woodland strip; bear right through two fields with gates. Bear left
(762497) past stables; through wicket gate (NR) and next gate. Go right
down field edge, through double gate, then across field to cross stile
and reach road in Ashton (763499).
right to T-junction
by Old Crown pub; right to T-junction
(767497); then right (Bozenham Mill sign) along lane. In ¾ mile, pass lane on left; in 100 yards bear right (767483) at Bozenham
Mill Farm for 1 mile to Grafton Regis church (759469). Continue along
lane to A508; then right to White Hart pub (755466).
pub, bear right along A508. In 200 yards, opposite village hall on right
(see below), bear left across road, then cross stile in hedge (754468
footpath fingerpost). Cross field and next stile (arrow waymark). Follow
left field edge for 500 yards; bear right by ash tree (747467 -
arrow waymark on post in hedge) across fields and over stile, aiming for
church tower, to road in Aiderton (741469). Bear right to church and The
Mount earthworks beyond.
The Mount, go right down Church lane to pass Bramblewood House (738469).
lane becomes path across fields. In
mile, cross bridge over River Tove (736477); in another third of a mile,
cross footbridge (735483). Pass oak in field beyond to go through gate
by ash tree. Go along right edge of three fields for ½ mile; at end of third
field, bear right (730492 -
arrow waymark) over footbridge. Cross field to gate in far left corner
(728496); go up lane towards Shutlanger. Where lane meets tarmac, go
right through kissing gate (728498 -
footpath fingerpost and NR).
Cross field to telegraph pole (NR); follow waymarks for a third of a mile to cross road (737498) to reach Stoke Bruerne church and village.
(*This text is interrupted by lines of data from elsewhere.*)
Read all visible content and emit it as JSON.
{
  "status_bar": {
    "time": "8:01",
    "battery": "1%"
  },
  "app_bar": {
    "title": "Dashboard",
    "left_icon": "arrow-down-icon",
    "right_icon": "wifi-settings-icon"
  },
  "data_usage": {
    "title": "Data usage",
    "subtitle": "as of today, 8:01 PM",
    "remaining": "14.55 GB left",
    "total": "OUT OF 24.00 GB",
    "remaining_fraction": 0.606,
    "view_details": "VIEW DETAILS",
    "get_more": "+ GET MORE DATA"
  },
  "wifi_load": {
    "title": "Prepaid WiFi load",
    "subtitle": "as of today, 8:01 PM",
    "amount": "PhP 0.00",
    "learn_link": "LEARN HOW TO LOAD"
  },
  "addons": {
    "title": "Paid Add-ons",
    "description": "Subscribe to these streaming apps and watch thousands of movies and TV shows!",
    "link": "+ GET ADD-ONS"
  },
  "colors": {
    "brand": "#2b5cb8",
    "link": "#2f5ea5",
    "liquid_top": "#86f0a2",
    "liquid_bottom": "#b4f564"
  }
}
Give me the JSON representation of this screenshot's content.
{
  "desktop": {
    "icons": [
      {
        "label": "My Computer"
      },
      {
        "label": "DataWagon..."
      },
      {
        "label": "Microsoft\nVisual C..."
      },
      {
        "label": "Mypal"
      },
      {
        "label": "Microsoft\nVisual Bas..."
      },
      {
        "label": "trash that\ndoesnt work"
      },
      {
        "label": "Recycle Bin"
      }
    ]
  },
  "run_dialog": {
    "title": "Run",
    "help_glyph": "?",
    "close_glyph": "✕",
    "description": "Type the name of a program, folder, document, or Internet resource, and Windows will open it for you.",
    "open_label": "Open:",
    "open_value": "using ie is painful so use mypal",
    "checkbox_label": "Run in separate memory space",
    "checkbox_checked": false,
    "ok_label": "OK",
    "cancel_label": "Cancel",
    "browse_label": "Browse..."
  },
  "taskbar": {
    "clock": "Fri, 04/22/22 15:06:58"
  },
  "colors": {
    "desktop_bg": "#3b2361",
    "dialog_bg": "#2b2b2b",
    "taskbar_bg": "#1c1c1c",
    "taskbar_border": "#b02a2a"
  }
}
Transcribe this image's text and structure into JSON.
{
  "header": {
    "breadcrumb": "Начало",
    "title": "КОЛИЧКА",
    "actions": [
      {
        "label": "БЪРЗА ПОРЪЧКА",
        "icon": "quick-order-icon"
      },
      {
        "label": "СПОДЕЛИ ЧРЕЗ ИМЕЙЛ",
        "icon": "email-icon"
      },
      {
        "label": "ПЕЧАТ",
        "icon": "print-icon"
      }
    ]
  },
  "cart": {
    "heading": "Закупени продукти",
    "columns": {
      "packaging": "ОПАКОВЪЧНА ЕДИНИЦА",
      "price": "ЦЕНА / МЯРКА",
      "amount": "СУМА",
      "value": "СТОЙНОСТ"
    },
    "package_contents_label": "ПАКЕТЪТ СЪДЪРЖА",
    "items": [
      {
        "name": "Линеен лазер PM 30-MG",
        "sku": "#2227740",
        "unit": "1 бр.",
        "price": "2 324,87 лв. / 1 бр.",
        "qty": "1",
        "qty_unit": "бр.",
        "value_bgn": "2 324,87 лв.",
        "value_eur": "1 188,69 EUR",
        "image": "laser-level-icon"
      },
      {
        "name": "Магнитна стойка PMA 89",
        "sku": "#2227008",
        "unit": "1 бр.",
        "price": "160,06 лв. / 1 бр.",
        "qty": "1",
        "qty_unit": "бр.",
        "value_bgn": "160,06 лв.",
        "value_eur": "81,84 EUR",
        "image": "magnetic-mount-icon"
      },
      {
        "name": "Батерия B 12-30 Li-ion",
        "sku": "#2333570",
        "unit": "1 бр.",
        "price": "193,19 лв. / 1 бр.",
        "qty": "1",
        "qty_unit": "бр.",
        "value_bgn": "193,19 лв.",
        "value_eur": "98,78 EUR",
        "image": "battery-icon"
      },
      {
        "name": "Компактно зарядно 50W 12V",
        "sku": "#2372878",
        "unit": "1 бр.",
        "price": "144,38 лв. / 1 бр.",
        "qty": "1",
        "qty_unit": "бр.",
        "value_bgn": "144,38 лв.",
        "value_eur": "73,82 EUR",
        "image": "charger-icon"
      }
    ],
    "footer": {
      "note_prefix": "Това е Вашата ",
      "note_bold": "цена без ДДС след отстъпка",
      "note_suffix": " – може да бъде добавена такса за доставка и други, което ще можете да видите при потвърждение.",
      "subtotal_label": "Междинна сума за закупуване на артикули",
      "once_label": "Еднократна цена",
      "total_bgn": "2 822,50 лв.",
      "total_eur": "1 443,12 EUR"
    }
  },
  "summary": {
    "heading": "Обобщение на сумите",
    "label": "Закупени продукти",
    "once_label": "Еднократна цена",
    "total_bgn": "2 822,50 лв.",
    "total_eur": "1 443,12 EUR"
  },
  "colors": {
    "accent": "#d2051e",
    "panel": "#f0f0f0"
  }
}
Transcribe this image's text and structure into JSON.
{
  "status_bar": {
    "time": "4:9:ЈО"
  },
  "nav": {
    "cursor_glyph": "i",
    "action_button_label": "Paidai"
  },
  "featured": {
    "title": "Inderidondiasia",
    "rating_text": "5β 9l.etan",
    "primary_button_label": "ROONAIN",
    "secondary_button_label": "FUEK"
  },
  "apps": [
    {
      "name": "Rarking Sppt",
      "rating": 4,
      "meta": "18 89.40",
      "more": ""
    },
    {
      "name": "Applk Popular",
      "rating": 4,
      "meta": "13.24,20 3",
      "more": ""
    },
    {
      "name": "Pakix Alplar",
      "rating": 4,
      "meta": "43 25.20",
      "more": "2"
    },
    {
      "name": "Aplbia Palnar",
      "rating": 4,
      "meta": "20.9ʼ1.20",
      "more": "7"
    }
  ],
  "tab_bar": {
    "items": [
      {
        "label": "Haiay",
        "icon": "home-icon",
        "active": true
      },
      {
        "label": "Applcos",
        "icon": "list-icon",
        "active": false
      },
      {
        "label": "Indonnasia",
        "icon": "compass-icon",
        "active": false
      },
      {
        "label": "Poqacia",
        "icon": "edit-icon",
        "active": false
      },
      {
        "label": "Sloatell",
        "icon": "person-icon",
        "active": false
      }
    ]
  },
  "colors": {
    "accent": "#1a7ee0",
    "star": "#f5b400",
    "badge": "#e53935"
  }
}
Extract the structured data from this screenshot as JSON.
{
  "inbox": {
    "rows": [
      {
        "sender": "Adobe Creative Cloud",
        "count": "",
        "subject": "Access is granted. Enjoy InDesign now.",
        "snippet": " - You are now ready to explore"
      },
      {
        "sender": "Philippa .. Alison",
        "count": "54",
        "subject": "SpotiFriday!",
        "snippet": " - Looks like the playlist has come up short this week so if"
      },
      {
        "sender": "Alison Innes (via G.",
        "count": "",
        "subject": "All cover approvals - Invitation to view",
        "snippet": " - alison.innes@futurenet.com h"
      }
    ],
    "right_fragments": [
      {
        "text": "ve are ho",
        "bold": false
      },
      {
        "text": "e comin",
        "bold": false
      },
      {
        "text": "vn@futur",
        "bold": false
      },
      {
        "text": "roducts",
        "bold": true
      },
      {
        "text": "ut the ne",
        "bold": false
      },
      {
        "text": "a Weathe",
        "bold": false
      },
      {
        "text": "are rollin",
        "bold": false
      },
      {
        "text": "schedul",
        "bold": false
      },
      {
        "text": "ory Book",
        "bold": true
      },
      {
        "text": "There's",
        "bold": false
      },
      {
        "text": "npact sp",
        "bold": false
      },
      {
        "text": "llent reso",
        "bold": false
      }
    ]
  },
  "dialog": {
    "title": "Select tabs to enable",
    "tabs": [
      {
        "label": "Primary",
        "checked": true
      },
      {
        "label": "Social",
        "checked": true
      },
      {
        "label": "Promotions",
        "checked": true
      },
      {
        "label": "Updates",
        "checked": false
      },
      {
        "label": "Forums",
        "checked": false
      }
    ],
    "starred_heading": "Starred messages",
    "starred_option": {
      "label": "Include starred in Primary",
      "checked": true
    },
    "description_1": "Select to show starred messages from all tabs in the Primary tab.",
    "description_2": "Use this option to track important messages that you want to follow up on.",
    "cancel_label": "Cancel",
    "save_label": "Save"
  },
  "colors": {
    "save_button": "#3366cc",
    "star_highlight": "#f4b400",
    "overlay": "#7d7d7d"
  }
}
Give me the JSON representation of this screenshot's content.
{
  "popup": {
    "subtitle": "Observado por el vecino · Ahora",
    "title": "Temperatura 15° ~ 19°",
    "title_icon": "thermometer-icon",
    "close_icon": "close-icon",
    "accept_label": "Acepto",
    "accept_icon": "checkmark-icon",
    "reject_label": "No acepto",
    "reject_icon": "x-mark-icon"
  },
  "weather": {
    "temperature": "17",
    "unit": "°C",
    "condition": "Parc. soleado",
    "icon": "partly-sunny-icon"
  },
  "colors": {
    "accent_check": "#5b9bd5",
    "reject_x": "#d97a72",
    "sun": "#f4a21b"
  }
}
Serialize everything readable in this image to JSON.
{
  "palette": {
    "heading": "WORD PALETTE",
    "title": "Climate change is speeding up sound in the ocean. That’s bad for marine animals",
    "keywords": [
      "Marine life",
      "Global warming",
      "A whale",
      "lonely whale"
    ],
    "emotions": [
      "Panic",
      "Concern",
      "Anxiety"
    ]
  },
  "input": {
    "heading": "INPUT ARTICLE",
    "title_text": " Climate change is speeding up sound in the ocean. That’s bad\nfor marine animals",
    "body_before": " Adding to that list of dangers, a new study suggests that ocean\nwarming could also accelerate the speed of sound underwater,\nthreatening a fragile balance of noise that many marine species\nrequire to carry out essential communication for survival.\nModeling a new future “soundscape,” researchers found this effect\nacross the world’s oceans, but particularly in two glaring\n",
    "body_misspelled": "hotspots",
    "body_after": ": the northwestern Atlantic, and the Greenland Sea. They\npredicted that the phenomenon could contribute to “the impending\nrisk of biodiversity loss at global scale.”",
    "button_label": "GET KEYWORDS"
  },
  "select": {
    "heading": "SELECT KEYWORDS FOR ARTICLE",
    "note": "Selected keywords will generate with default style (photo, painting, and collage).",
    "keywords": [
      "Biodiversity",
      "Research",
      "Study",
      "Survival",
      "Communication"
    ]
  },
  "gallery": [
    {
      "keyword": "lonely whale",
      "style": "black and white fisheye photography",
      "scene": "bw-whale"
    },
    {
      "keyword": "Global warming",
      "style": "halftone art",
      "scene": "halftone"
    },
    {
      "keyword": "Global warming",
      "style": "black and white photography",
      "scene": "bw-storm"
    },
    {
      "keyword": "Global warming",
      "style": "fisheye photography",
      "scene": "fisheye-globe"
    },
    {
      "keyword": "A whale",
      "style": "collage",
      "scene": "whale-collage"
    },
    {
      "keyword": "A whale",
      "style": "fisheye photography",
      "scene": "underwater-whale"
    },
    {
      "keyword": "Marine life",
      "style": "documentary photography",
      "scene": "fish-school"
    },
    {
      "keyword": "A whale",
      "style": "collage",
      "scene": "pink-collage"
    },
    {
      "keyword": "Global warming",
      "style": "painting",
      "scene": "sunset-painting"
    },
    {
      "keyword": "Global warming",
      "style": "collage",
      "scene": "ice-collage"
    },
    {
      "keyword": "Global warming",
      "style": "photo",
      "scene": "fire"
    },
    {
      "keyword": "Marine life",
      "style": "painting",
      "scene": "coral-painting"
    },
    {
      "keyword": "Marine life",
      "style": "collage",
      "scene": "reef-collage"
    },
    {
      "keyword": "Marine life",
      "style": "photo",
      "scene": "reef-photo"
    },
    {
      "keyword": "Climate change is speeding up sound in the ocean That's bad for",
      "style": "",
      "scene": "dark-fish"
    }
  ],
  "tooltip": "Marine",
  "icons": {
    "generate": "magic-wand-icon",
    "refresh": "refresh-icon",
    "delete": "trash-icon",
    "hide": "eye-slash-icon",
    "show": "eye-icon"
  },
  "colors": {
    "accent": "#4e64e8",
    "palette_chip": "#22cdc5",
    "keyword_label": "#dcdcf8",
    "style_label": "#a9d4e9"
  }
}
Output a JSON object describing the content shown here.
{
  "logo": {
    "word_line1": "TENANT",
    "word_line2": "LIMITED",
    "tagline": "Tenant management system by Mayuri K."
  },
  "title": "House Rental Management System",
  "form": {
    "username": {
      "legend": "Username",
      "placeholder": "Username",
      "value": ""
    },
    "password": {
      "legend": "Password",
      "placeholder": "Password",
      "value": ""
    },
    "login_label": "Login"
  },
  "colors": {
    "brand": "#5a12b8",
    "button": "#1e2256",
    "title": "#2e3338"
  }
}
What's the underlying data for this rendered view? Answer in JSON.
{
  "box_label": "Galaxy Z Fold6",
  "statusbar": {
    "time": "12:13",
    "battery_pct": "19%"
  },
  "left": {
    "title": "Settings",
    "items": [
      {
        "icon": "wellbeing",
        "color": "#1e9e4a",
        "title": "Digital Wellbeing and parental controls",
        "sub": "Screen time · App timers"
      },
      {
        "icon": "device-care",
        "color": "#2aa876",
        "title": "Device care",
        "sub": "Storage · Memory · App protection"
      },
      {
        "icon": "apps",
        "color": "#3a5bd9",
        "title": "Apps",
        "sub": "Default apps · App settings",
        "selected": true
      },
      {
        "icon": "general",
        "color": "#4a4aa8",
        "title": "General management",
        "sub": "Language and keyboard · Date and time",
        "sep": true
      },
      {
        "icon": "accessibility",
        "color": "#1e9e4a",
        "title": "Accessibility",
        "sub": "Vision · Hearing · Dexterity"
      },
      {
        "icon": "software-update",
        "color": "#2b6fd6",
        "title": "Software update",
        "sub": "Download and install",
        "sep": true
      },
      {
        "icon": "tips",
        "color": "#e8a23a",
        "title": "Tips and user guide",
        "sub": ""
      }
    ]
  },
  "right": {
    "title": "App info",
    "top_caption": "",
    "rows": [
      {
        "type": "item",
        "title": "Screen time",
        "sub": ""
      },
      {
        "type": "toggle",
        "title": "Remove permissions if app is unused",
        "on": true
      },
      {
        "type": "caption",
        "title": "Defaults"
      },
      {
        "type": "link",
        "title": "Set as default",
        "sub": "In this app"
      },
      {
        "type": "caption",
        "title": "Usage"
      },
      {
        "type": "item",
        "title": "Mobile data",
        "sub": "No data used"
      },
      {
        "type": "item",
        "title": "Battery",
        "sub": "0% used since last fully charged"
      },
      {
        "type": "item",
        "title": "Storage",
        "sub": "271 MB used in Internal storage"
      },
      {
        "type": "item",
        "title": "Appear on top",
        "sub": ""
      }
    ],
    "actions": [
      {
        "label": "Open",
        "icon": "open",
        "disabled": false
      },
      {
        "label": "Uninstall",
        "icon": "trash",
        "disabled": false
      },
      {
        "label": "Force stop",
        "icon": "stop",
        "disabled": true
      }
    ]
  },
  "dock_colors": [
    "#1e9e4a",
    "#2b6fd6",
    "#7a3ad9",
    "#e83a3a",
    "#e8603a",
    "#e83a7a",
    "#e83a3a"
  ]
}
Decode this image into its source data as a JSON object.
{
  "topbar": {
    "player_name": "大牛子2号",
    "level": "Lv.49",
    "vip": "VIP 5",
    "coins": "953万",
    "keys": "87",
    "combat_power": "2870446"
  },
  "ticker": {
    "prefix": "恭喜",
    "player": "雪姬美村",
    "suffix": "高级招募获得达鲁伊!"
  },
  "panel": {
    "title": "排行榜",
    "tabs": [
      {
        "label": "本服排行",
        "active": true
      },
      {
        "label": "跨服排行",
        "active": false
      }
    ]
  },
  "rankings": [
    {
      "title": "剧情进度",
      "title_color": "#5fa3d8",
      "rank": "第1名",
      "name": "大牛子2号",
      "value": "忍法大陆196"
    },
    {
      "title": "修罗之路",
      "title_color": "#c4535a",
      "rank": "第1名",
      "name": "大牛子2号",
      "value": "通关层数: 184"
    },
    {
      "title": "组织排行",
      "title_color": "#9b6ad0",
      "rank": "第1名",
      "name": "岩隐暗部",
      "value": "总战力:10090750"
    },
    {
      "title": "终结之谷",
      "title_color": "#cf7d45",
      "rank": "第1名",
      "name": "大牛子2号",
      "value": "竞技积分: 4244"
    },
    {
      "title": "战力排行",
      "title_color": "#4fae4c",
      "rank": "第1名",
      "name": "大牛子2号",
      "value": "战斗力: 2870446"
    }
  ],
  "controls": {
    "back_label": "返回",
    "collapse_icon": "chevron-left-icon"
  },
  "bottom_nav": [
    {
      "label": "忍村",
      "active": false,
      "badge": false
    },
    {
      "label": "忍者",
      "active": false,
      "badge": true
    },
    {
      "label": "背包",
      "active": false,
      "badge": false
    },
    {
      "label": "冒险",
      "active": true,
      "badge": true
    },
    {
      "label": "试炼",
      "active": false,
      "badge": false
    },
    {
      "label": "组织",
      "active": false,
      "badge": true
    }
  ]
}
Length 9½ miles.
Boat or Navigation PH, Stoke Bruerne; Old Crown, Ashton; White Hart, Grafton Regis; Plough, Shutlanger.
Stone House, Stoke Bruerne (01604 864011): £45 double b&b.
Northamptonshire Round leaflets and information from Northampton Visitor
Centre (01604 838 800, www.northampton.gov.uk/tourism